*** Input ***

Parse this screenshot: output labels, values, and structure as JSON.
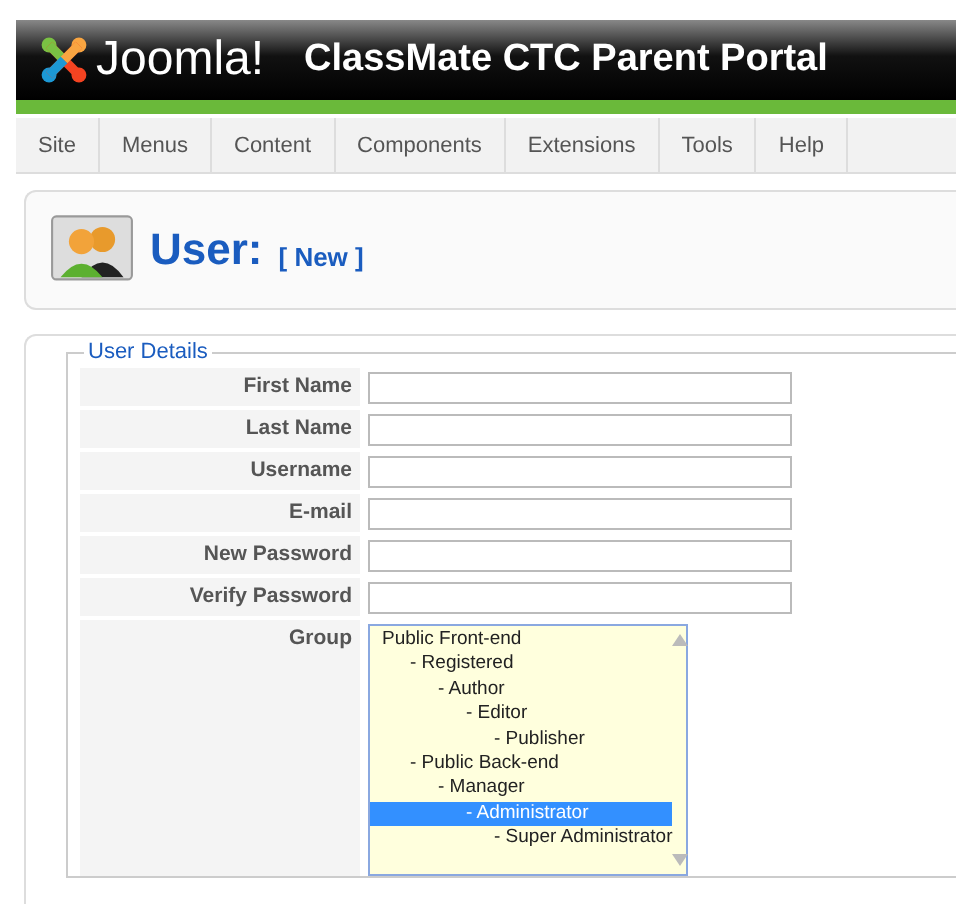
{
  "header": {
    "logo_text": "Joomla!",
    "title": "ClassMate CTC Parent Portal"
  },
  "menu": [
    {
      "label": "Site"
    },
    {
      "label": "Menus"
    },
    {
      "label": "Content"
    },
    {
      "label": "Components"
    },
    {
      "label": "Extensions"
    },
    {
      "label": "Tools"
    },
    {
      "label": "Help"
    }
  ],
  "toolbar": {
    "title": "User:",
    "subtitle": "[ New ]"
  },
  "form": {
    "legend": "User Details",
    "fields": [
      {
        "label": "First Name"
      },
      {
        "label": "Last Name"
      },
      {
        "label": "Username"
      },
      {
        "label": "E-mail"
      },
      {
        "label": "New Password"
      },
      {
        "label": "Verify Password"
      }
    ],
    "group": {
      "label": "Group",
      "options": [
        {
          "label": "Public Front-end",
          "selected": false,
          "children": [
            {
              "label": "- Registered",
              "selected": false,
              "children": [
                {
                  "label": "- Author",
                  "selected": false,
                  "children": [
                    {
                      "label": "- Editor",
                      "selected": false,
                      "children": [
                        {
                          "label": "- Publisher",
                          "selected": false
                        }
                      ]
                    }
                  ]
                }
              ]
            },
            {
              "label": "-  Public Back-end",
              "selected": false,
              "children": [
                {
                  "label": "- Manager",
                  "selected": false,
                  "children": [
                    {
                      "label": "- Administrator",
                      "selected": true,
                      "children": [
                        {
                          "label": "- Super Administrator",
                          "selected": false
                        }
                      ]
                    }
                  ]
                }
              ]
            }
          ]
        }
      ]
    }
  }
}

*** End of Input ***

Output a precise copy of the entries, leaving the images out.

Parse this screenshot: output labels, values, and structure as JSON.
{
  "header": {
    "logo_text": "Joomla!",
    "title": "ClassMate CTC Parent Portal"
  },
  "menu": [
    {
      "label": "Site"
    },
    {
      "label": "Menus"
    },
    {
      "label": "Content"
    },
    {
      "label": "Components"
    },
    {
      "label": "Extensions"
    },
    {
      "label": "Tools"
    },
    {
      "label": "Help"
    }
  ],
  "toolbar": {
    "title": "User:",
    "subtitle": "[ New ]"
  },
  "form": {
    "legend": "User Details",
    "fields": [
      {
        "label": "First Name"
      },
      {
        "label": "Last Name"
      },
      {
        "label": "Username"
      },
      {
        "label": "E-mail"
      },
      {
        "label": "New Password"
      },
      {
        "label": "Verify Password"
      }
    ],
    "group": {
      "label": "Group",
      "options": [
        {
          "label": "Public Front-end",
          "selected": false,
          "children": [
            {
              "label": "- Registered",
              "selected": false,
              "children": [
                {
                  "label": "- Author",
                  "selected": false,
                  "children": [
                    {
                      "label": "- Editor",
                      "selected": false,
                      "children": [
                        {
                          "label": "- Publisher",
                          "selected": false
                        }
                      ]
                    }
                  ]
                }
              ]
            },
            {
              "label": "-  Public Back-end",
              "selected": false,
              "children": [
                {
                  "label": "- Manager",
                  "selected": false,
                  "children": [
                    {
                      "label": "- Administrator",
                      "selected": true,
                      "children": [
                        {
                          "label": "- Super Administrator",
                          "selected": false
                        }
                      ]
                    }
                  ]
                }
              ]
            }
          ]
        }
      ]
    }
  }
}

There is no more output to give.